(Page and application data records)
════════════════════

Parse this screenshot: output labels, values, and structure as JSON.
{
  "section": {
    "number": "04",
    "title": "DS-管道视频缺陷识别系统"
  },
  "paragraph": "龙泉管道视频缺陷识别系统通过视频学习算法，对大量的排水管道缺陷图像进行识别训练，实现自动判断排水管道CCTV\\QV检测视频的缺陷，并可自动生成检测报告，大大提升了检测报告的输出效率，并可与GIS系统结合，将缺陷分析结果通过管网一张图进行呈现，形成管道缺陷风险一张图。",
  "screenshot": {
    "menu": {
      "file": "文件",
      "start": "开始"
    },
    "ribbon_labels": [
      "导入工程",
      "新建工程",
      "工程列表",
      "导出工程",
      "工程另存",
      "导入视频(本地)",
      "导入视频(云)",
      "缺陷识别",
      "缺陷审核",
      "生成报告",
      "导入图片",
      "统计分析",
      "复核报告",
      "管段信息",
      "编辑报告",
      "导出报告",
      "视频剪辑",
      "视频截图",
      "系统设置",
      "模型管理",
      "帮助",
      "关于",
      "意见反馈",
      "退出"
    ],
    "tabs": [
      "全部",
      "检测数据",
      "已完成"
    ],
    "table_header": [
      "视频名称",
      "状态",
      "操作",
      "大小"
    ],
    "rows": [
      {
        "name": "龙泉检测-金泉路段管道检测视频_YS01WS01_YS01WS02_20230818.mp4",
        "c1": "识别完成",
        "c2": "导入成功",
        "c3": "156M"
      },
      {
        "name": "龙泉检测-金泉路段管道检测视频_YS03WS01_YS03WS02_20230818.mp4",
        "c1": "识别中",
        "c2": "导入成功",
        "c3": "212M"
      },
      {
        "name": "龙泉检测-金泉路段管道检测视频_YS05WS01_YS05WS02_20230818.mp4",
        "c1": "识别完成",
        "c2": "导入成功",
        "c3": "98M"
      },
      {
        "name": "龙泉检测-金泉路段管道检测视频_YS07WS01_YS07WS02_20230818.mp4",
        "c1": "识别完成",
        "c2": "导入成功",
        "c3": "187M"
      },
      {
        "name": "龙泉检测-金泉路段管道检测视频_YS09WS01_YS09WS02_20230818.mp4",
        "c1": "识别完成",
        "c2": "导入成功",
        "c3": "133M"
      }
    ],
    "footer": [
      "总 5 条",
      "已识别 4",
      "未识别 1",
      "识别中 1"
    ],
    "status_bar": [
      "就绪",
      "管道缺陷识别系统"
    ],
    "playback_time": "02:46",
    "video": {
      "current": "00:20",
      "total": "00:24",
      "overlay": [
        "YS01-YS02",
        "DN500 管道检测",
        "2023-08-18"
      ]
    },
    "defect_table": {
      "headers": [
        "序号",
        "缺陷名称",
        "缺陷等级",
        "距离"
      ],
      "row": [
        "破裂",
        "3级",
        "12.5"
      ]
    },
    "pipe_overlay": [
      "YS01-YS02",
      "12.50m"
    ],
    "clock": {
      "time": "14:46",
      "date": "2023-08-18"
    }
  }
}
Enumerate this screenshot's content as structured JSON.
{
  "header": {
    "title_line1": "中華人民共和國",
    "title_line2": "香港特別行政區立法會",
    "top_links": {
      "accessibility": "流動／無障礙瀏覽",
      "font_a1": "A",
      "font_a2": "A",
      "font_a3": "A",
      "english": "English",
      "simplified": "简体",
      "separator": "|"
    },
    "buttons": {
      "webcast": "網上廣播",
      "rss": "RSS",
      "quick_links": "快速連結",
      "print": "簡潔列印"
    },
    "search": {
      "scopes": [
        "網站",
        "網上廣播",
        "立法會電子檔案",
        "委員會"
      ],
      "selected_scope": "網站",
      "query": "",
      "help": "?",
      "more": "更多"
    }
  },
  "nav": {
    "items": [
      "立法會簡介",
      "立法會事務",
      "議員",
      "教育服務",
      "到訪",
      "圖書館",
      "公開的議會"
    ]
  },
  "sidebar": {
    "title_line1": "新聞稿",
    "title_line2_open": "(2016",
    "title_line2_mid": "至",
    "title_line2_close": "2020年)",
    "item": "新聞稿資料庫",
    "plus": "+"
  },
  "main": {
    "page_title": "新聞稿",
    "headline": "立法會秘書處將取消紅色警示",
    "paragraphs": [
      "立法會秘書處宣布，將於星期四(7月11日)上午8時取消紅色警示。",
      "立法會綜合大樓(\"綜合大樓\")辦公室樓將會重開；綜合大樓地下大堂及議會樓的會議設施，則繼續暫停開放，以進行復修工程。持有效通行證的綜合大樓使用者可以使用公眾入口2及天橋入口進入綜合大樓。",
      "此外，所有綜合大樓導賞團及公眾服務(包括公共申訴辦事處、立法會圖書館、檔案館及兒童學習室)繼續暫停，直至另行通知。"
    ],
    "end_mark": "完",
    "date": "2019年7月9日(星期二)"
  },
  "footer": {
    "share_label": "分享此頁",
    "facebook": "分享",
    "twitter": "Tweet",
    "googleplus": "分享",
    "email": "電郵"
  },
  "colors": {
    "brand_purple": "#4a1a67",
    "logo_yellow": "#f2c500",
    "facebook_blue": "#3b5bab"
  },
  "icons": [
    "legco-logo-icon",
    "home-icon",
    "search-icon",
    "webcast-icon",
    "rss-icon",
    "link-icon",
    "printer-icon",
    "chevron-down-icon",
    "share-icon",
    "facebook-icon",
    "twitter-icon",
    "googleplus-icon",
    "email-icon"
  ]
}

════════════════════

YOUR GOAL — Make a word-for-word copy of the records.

THE ANSWER —
Parse this screenshot: output labels, values, and structure as JSON.
{
  "section": {
    "number": "04",
    "title": "DS-管道视频缺陷识别系统"
  },
  "paragraph": "龙泉管道视频缺陷识别系统通过视频学习算法，对大量的排水管道缺陷图像进行识别训练，实现自动判断排水管道CCTV\\QV检测视频的缺陷，并可自动生成检测报告，大大提升了检测报告的输出效率，并可与GIS系统结合，将缺陷分析结果通过管网一张图进行呈现，形成管道缺陷风险一张图。",
  "screenshot": {
    "menu": {
      "file": "文件",
      "start": "开始"
    },
    "ribbon_labels": [
      "导入工程",
      "新建工程",
      "工程列表",
      "导出工程",
      "工程另存",
      "导入视频(本地)",
      "导入视频(云)",
      "缺陷识别",
      "缺陷审核",
      "生成报告",
      "导入图片",
      "统计分析",
      "复核报告",
      "管段信息",
      "编辑报告",
      "导出报告",
      "视频剪辑",
      "视频截图",
      "系统设置",
      "模型管理",
      "帮助",
      "关于",
      "意见反馈",
      "退出"
    ],
    "tabs": [
      "全部",
      "检测数据",
      "已完成"
    ],
    "table_header": [
      "视频名称",
      "状态",
      "操作",
      "大小"
    ],
    "rows": [
      {
        "name": "龙泉检测-金泉路段管道检测视频_YS01WS01_YS01WS02_20230818.mp4",
        "c1": "识别完成",
        "c2": "导入成功",
        "c3": "156M"
      },
      {
        "name": "龙泉检测-金泉路段管道检测视频_YS03WS01_YS03WS02_20230818.mp4",
        "c1": "识别中",
        "c2": "导入成功",
        "c3": "212M"
      },
      {
        "name": "龙泉检测-金泉路段管道检测视频_YS05WS01_YS05WS02_20230818.mp4",
        "c1": "识别完成",
        "c2": "导入成功",
        "c3": "98M"
      },
      {
        "name": "龙泉检测-金泉路段管道检测视频_YS07WS01_YS07WS02_20230818.mp4",
        "c1": "识别完成",
        "c2": "导入成功",
        "c3": "187M"
      },
      {
        "name": "龙泉检测-金泉路段管道检测视频_YS09WS01_YS09WS02_20230818.mp4",
        "c1": "识别完成",
        "c2": "导入成功",
        "c3": "133M"
      }
    ],
    "footer": [
      "总 5 条",
      "已识别 4",
      "未识别 1",
      "识别中 1"
    ],
    "status_bar": [
      "就绪",
      "管道缺陷识别系统"
    ],
    "playback_time": "02:46",
    "video": {
      "current": "00:20",
      "total": "00:24",
      "overlay": [
        "YS01-YS02",
        "DN500 管道检测",
        "2023-08-18"
      ]
    },
    "defect_table": {
      "headers": [
        "序号",
        "缺陷名称",
        "缺陷等级",
        "距离"
      ],
      "row": [
        "破裂",
        "3级",
        "12.5"
      ]
    },
    "pipe_overlay": [
      "YS01-YS02",
      "12.50m"
    ],
    "clock": {
      "time": "14:46",
      "date": "2023-08-18"
    }
  }
}
Enumerate this screenshot's content as structured JSON.
{
  "header": {
    "title_line1": "中華人民共和國",
    "title_line2": "香港特別行政區立法會",
    "top_links": {
      "accessibility": "流動／無障礙瀏覽",
      "font_a1": "A",
      "font_a2": "A",
      "font_a3": "A",
      "english": "English",
      "simplified": "简体",
      "separator": "|"
    },
    "buttons": {
      "webcast": "網上廣播",
      "rss": "RSS",
      "quick_links": "快速連結",
      "print": "簡潔列印"
    },
    "search": {
      "scopes": [
        "網站",
        "網上廣播",
        "立法會電子檔案",
        "委員會"
      ],
      "selected_scope": "網站",
      "query": "",
      "help": "?",
      "more": "更多"
    }
  },
  "nav": {
    "items": [
      "立法會簡介",
      "立法會事務",
      "議員",
      "教育服務",
      "到訪",
      "圖書館",
      "公開的議會"
    ]
  },
  "sidebar": {
    "title_line1": "新聞稿",
    "title_line2_open": "(2016",
    "title_line2_mid": "至",
    "title_line2_close": "2020年)",
    "item": "新聞稿資料庫",
    "plus": "+"
  },
  "main": {
    "page_title": "新聞稿",
    "headline": "立法會秘書處將取消紅色警示",
    "paragraphs": [
      "立法會秘書處宣布，將於星期四(7月11日)上午8時取消紅色警示。",
      "立法會綜合大樓(\"綜合大樓\")辦公室樓將會重開；綜合大樓地下大堂及議會樓的會議設施，則繼續暫停開放，以進行復修工程。持有效通行證的綜合大樓使用者可以使用公眾入口2及天橋入口進入綜合大樓。",
      "此外，所有綜合大樓導賞團及公眾服務(包括公共申訴辦事處、立法會圖書館、檔案館及兒童學習室)繼續暫停，直至另行通知。"
    ],
    "end_mark": "完",
    "date": "2019年7月9日(星期二)"
  },
  "footer": {
    "share_label": "分享此頁",
    "facebook": "分享",
    "twitter": "Tweet",
    "googleplus": "分享",
    "email": "電郵"
  },
  "colors": {
    "brand_purple": "#4a1a67",
    "logo_yellow": "#f2c500",
    "facebook_blue": "#3b5bab"
  },
  "icons": [
    "legco-logo-icon",
    "home-icon",
    "search-icon",
    "webcast-icon",
    "rss-icon",
    "link-icon",
    "printer-icon",
    "chevron-down-icon",
    "share-icon",
    "facebook-icon",
    "twitter-icon",
    "googleplus-icon",
    "email-icon"
  ]
}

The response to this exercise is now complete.